**YOUR INSTRUCTIONS**
Exclude all pictures, then restate the entries below word for word.

**STUDY MATERIAL**
▼
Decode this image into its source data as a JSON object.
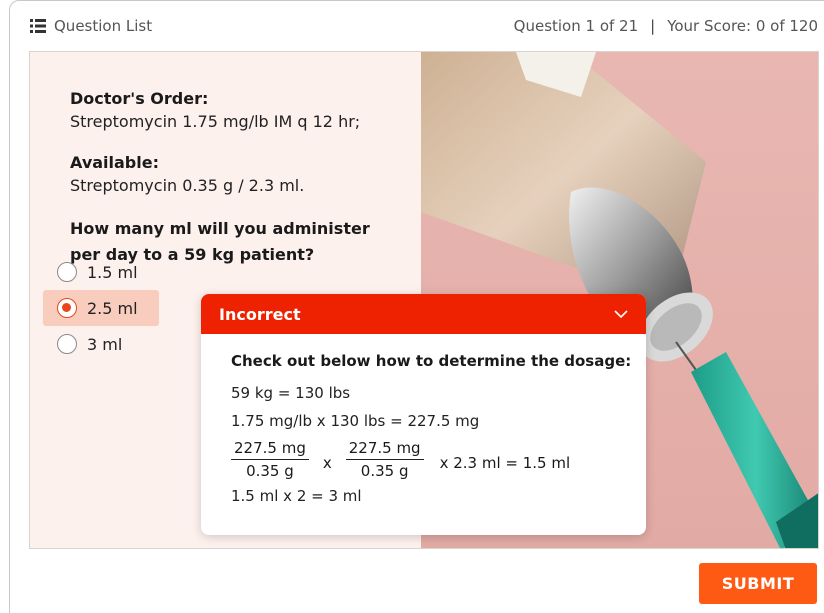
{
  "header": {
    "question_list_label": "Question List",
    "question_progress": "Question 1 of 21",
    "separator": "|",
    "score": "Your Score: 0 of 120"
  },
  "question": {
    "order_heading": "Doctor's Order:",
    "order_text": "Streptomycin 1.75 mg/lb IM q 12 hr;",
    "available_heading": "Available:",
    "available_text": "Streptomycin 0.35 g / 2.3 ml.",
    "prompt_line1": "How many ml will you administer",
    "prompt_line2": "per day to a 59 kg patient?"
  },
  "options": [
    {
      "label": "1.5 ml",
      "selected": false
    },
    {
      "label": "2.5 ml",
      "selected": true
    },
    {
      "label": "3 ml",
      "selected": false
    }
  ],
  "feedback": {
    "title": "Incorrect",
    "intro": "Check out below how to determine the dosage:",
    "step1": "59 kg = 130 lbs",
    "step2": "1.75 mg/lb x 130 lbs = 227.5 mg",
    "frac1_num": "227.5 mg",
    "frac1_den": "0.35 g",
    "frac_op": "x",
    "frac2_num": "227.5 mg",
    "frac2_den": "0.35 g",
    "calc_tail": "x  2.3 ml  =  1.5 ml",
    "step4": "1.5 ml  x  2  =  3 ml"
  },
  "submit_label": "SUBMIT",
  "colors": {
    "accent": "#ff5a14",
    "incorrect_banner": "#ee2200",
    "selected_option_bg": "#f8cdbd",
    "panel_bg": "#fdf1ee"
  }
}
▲
**WRITTEN SOLUTION**
Decode this image into its source data as a JSON object.
{
  "header": {
    "question_list_label": "Question List",
    "question_progress": "Question 1 of 21",
    "separator": "|",
    "score": "Your Score: 0 of 120"
  },
  "question": {
    "order_heading": "Doctor's Order:",
    "order_text": "Streptomycin 1.75 mg/lb IM q 12 hr;",
    "available_heading": "Available:",
    "available_text": "Streptomycin 0.35 g / 2.3 ml.",
    "prompt_line1": "How many ml will you administer",
    "prompt_line2": "per day to a 59 kg patient?"
  },
  "options": [
    {
      "label": "1.5 ml",
      "selected": false
    },
    {
      "label": "2.5 ml",
      "selected": true
    },
    {
      "label": "3 ml",
      "selected": false
    }
  ],
  "feedback": {
    "title": "Incorrect",
    "intro": "Check out below how to determine the dosage:",
    "step1": "59 kg = 130 lbs",
    "step2": "1.75 mg/lb x 130 lbs = 227.5 mg",
    "frac1_num": "227.5 mg",
    "frac1_den": "0.35 g",
    "frac_op": "x",
    "frac2_num": "227.5 mg",
    "frac2_den": "0.35 g",
    "calc_tail": "x  2.3 ml  =  1.5 ml",
    "step4": "1.5 ml  x  2  =  3 ml"
  },
  "submit_label": "SUBMIT",
  "colors": {
    "accent": "#ff5a14",
    "incorrect_banner": "#ee2200",
    "selected_option_bg": "#f8cdbd",
    "panel_bg": "#fdf1ee"
  }
}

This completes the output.